Caught is a method of dismissing a batsman in cricket. A batsman is out caught if the batsman hits the ball, from a legitimate delivery, with the bat, and the ball is caught by the bowler or a fielder before it hits the ground.

Run out Method of dismissal in cricket

Run out is a method of dismissal in cricket, governed by Law 38 of the Laws of Cricket. A run out usually occurs when the batsmen are attempting to run between the wickets, and the fielding team succeed in getting the ball to one wicket before a batsman has crossed the crease line near the wicket. The incomplete run the batsmen were attempting does not count.

Scorer (cricket)

In cricket, a scorer is someone appointed to record all runs scored, all wickets taken and, where appropriate, the number of overs bowled. In professional games, in compliance with Law 3 of the Laws of Cricket, two scorers are appointed, most often one provided by each team.

Delivery (cricket) Single action of bowling a cricket ball

A delivery or ball in cricket is a single action of bowling a cricket ball toward the batsman. Once the ball has been delivered, batsmen may attempt to score runs, with the bowler and other fielders attempting to stop this by getting the batsmen out. When the ball becomes dead, the next delivery can begin.

Cricket Bat-and-ball game played between two teams of eleven players

Cricket is a bat-and-ball game played between two teams of eleven players each on a field at the centre of which is a 22-yard (20-metre) pitch with a wicket at each end, each comprising two bails balanced on three stumps. The game proceeds when a player on the fielding team, called the bowler, "bowls" (propels) the ball from one end of the pitch towards the wicket at the other end, with an "over" being completed once they have legally done so six times. The batting side has one player at each end of the pitch, with the player at the opposite end of the pitch from the bowler aiming to strike the ball with a bat. The batting side scores runs when either the bowler unfairly bowls the ball to the batter, the ball reaches the boundary of the field, or the two batters swap ends of the pitch, which results in one run. The fielding side's aim is to prevent run-scoring and dismiss each batter. Means of dismissal include being bowled, when the bowled ball hits the stumps and dislodges the bails, and by the fielding side either catching a hit ball before it touches the ground, or hitting a wicket with the ball before a batter can cross the crease line in front of the wicket to complete a run. When ten batters have been dismissed, the innings ends and the teams swap roles. At the end of the game, the team that scored more runs wins, provided that the other team has completed its one or two scheduled innings. The game is adjudicated by two umpires, aided by a third umpire and match referee in international matches.

Indoor cricket (UK variant)

The game of indoor cricket can be played in any suitably sized multi-purpose sports hall. There is evidence of the game being played in the 1920s and 1930s. Furthermore, it was played in the 1960s as a means of giving amateur and professional cricketers a means of playing their sport during the winter months. The first recorded organised indoor cricket league in the world took place in 1970 in North Shropshire, and the first national tournament was completed in 1976 with over 400 clubs taking part. By 1979 over 1000 clubs were taking part in indoor cricket in the UK, and it remains extremely popular today with many leagues around the country. Other forms of indoor cricket have been developed, based on variations of the indoor game.
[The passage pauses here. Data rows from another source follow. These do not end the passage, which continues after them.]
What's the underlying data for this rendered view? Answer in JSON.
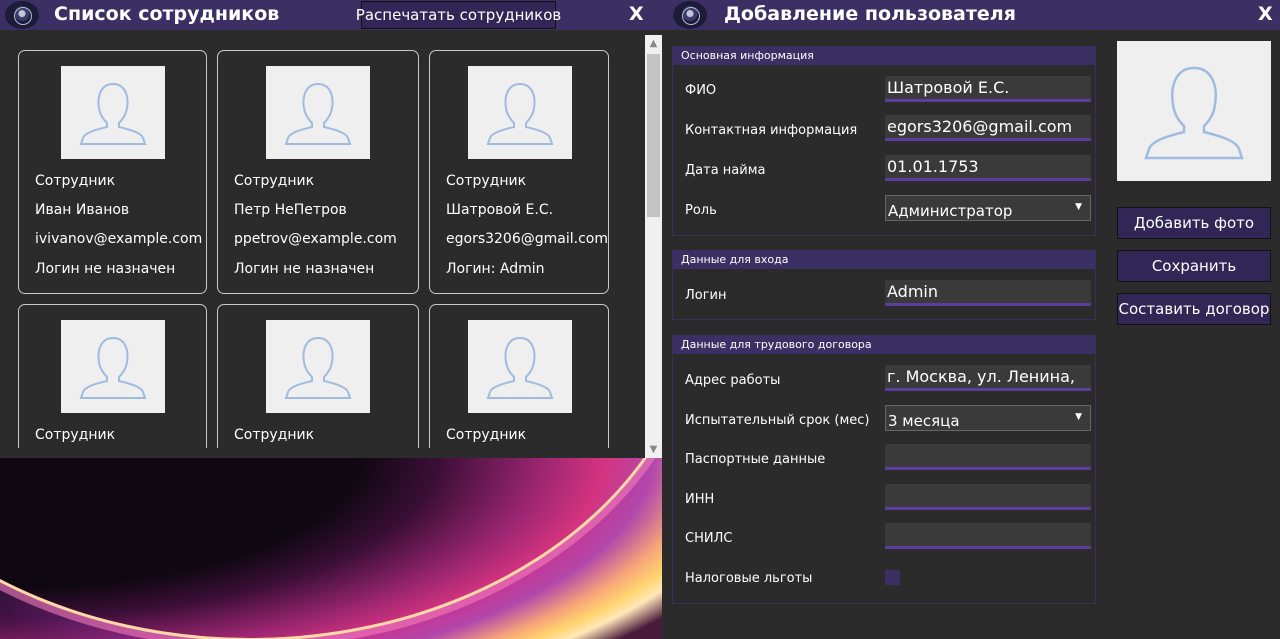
{
  "employee_list": {
    "title": "Список сотрудников",
    "print_button": "Распечатать сотрудников",
    "close": "X",
    "cards": [
      {
        "role": "Сотрудник",
        "name": "Иван Иванов",
        "email": "ivivanov@example.com",
        "login": "Логин не назначен"
      },
      {
        "role": "Сотрудник",
        "name": "Петр НеПетров",
        "email": "ppetrov@example.com",
        "login": "Логин не назначен"
      },
      {
        "role": "Сотрудник",
        "name": "Шатровой Е.С.",
        "email": "egors3206@gmail.com",
        "login": "Логин: Admin"
      },
      {
        "role": "Сотрудник"
      },
      {
        "role": "Сотрудник"
      },
      {
        "role": "Сотрудник"
      }
    ],
    "scroll_up_icon": "chevron-up-icon",
    "scroll_down_icon": "chevron-down-icon"
  },
  "add_user": {
    "title": "Добавление пользователя",
    "close": "X",
    "basic": {
      "header": "Основная информация",
      "fio_label": "ФИО",
      "fio_value": "Шатровой Е.С.",
      "contact_label": "Контактная информация",
      "contact_value": "egors3206@gmail.com",
      "hire_label": "Дата найма",
      "hire_value": "01.01.1753",
      "role_label": "Роль",
      "role_value": "Администратор"
    },
    "login_section": {
      "header": "Данные для входа",
      "login_label": "Логин",
      "login_value": "Admin"
    },
    "contract": {
      "header": "Данные для трудового договора",
      "address_label": "Адрес работы",
      "address_value": "г. Москва, ул. Ленина,",
      "probation_label": "Испытательный срок (мес)",
      "probation_value": "3 месяца",
      "passport_label": "Паспортные данные",
      "passport_value": "",
      "inn_label": "ИНН",
      "inn_value": "",
      "snils_label": "СНИЛС",
      "snils_value": "",
      "tax_label": "Налоговые льготы"
    },
    "buttons": {
      "add_photo": "Добавить фото",
      "save": "Сохранить",
      "contract": "Составить договор"
    }
  },
  "colors": {
    "accent": "#3c2f63",
    "button": "#312656",
    "underline": "#5b3d9e",
    "background": "#2b2b2b"
  }
}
References

  1. 1 2 "Law 18 – Scoring runs". MCC. Retrieved 29 September 2017.
  2. "Law 19 – Boundaries". MCC. Retrieved 3 August 2018.
  3. "Law 30 Batsman Out of His/her Ground – Scoring runs". MCC. Retrieved 1 September 2018.
  4. Underdown, p. 3.
  5. Ashley-Cooper, p. 22.
  6. Haygarth, pp. 16–17.
  7. McCann, p. 197.
  8. McCann, p. 198.

Bibliography